Qualification Profile

Bachelor Transportation Engineering

The Bachelor's degree programme in Transportation Engineering comprises six semesters and offers a broadly diversified and theoretically based basic education. Students are to be taught mathematical as well as general engineering fundamentals. Building on this, the students are to acquire sound knowledge of all modes of transport. Basic knowledge from the fields of economics and social sciences as well as architecture is also taught. The acquisition of key qualifications rounds off the education.

Graduates should be able to independently take on demanding tasks in different areas of transport. This includes the basic principles of the construction of means of transport, the planning as well as the construction and operation of transport routes, as well as the processing of interdisciplinary tasks in the topic of mobility and infrastructure.
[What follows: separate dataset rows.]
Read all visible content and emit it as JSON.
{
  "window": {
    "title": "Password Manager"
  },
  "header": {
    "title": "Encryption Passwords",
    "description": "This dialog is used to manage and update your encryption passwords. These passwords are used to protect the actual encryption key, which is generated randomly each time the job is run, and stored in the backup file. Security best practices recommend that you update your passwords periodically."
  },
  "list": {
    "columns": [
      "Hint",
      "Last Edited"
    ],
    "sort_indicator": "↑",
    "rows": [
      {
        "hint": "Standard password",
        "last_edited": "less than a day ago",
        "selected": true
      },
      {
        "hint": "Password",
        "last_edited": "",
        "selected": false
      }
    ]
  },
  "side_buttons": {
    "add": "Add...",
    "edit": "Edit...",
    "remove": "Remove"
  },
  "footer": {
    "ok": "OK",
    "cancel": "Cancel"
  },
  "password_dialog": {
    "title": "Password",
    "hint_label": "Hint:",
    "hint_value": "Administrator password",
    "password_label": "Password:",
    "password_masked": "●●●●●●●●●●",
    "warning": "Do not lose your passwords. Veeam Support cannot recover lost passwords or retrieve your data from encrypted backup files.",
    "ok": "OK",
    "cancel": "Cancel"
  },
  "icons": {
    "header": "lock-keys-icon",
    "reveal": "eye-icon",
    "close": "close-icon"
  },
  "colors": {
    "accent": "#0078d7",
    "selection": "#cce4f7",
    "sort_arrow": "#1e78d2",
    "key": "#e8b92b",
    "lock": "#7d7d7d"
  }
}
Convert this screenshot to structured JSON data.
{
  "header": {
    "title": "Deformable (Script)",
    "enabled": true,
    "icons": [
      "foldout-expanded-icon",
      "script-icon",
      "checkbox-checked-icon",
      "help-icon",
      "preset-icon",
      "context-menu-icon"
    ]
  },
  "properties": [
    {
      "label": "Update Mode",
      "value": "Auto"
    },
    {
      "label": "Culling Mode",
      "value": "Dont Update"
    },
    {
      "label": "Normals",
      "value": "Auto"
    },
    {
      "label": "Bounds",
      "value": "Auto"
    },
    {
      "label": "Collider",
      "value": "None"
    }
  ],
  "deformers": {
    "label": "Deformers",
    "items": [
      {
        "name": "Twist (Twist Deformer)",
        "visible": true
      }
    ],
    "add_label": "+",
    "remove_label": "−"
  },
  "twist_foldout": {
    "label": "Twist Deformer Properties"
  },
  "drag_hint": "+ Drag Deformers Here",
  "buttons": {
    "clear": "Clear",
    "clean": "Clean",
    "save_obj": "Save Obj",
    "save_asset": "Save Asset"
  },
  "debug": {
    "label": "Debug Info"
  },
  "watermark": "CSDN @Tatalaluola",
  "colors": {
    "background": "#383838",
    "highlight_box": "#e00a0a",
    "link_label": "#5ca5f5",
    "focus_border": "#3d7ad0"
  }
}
Master Transportation Engineering

Graduates of the four-semester Master's degree programme in Transportation Engineering should have knowledge of the cross-modal aspects of transport as well as specialised knowledge in two subject areas of transport. Here, the specialisations aviation, automotive engineering, lane-guided traffic or traffic planning & public transport can be chosen. Graduates should have acquired international experience in scientific education as well as knowledge from professional activity through an internship in industry. Graduates should be able to carry out a demanding professional activity in all branches of transport operations.

This includes the planning as well as the technical realisation and testing of transport infrastructure and means of transport. Furthermore, they should be able to independently develop and present traffic engineering and traffic organisation measures. Graduates should be able to carry out qualitative and quantitative evaluations of the operation and its infrastructural, safety and vehicle-related boundary conditions. They should be able to think analytically, recognise complex interrelationships, assess existing problem solutions and develop their own. They should be able to present their results appropriately, work successfully in a group and communicate efficiently with different target groups. Furthermore, they should be enabled to pursue a scientific activity with the goal of a doctorate. Finally, they should be able to recognise novel problems and to design and apply appropriate methods and means to solve them, and to assess their suitability.